And the Mountains Echoed by Khaled Hosseini- (Fiction) Another beautifully written story that has many elements of travel in it, both within Afghanistan and from the US to Afghanistan. This is one of those books that I can’t stop thinking about. It was both heartbreaking and magnificent at the same time. Again, if you’ve not read Hosseini before, this is the one to start with!
Blood River by Tim Butcher- (Non-fiction) This is the travel narrative of Butcher, who attempts to cross the Congo, following the path of the famous journalist H. Stanley (“Dr. Livingston, I presume”). It is a powerful look at what the country has become post-colonization and post-dictatorship with a great mix of history and culture included in the tale of his journey.
Carpe Diem by Autumn Cornwell- (Fiction)- One of my all-time favorite YA novels and a huge reason I decided to study a combination of YA literature and travel literature. If this book doesn’t make you want to pack your backpack and catch a flight tomorrow, I don’t know what will. (Kelsey, if you are reading this blog, find this book!)
Peak by Roland Smith- (Fiction)- Another great YA novel about travel- this one awfully timely with the horrific earthquake in Nepal this week. The main character heads to Everest in an attempt to be the youngest to ever summit the mountain, but along the way learning as much about himself and life as he does about technical climbing skills.
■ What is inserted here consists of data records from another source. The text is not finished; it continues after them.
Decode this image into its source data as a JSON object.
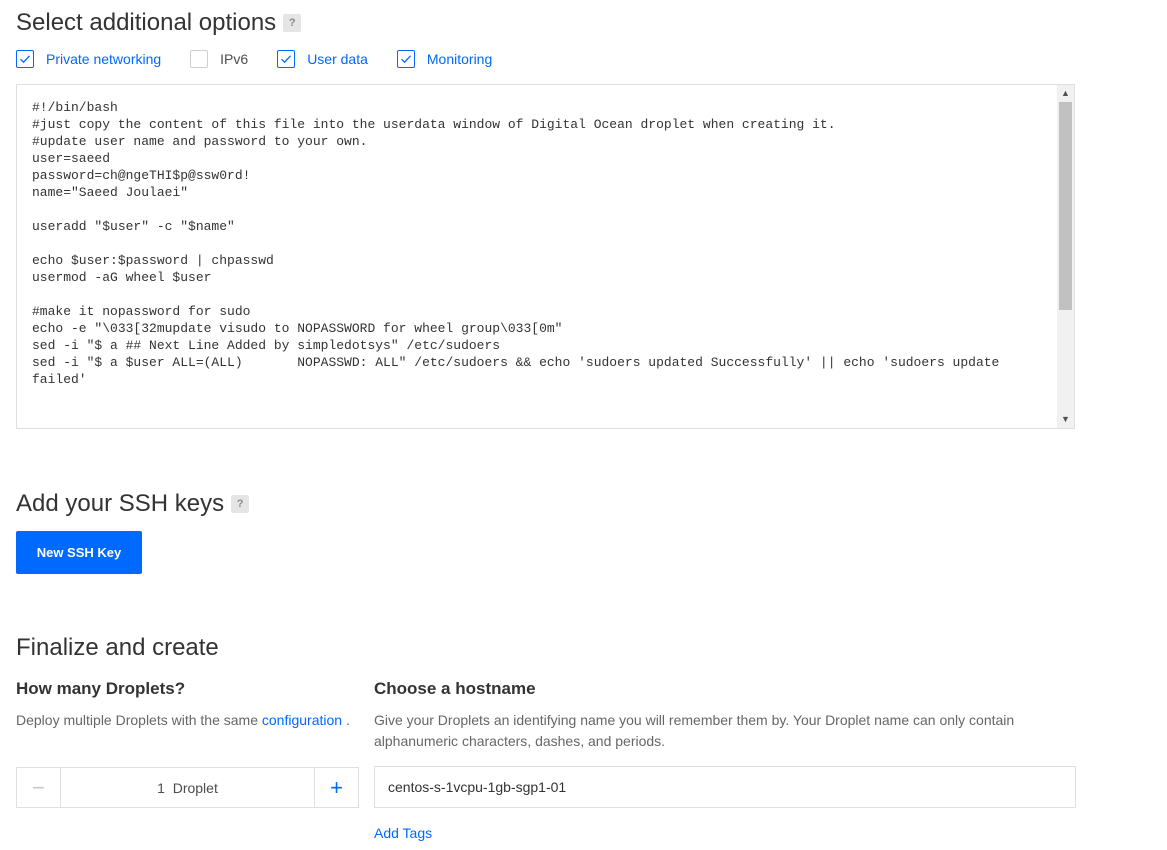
{
  "additional_options": {
    "title": "Select additional options",
    "help": "?",
    "options": [
      {
        "label": "Private networking",
        "checked": true
      },
      {
        "label": "IPv6",
        "checked": false
      },
      {
        "label": "User data",
        "checked": true
      },
      {
        "label": "Monitoring",
        "checked": true
      }
    ],
    "user_data": "#!/bin/bash\n#just copy the content of this file into the userdata window of Digital Ocean droplet when creating it.\n#update user name and password to your own.\nuser=saeed\npassword=ch@ngeTHI$p@ssw0rd!\nname=\"Saeed Joulaei\"\n\nuseradd \"$user\" -c \"$name\"\n\necho $user:$password | chpasswd\nusermod -aG wheel $user\n\n#make it nopassword for sudo\necho -e \"\\033[32mupdate visudo to NOPASSWORD for wheel group\\033[0m\"\nsed -i \"$ a ## Next Line Added by simpledotsys\" /etc/sudoers\nsed -i \"$ a $user ALL=(ALL)       NOPASSWD: ALL\" /etc/sudoers && echo 'sudoers updated Successfully' || echo 'sudoers update failed'"
  },
  "ssh_keys": {
    "title": "Add your SSH keys",
    "help": "?",
    "button_label": "New SSH Key"
  },
  "finalize": {
    "title": "Finalize and create",
    "droplets": {
      "title": "How many Droplets?",
      "desc_text": "Deploy multiple Droplets with the same",
      "desc_link": "configuration",
      "desc_end": ".",
      "minus": "−",
      "plus": "+",
      "count_label": "1  Droplet"
    },
    "hostname": {
      "title": "Choose a hostname",
      "desc": "Give your Droplets an identifying name you will remember them by. Your Droplet name can only contain alphanumeric characters, dashes, and periods.",
      "value": "centos-s-1vcpu-1gb-sgp1-01",
      "add_tags": "Add Tags"
    }
  },
  "colors": {
    "accent": "#0069ff",
    "text": "#333333",
    "muted": "#666666",
    "border": "#dfdfdf"
  }
}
The Buried Giant by Kazuo Ishiguro- (Fiction)- A new release, just having come out earlier this year, this book is amazing. It is a strange but great combination of fairy tale and fantasy with a touch of historical fiction thrown in. The story itself meanders a bit, but I loved the overall theme of memories and whether we should take the bad with the good and what it is worth in the end. Powerful!
The Martian by Andy Weir- (Fiction) – I suppose there is no travel father than to Mars! If you haven’t read this one yet, do it before the movie comes out. (Always read the book first!) I’ve given this book as a gift to several friends/family members and have had only positive reviews.
The Odyssey by Homer- (Fiction)- What list of great traveling characters would be complete without The Odyessey? It is the first and foremost leader in travel narratives! Really, no further comment is needed.
Turn Right at Machu Picchu: Rediscovering the Lost City One Step at a Time by Mark Adams- (Non-fiction)- I didn’t want to get away from this week without at least one more contemporary travel literature entry. I love this one because Adams writing makes you wish you were there with him on the adventure, even when you really don’t want to be a part of some of the situations he encounters. Now that is great writing!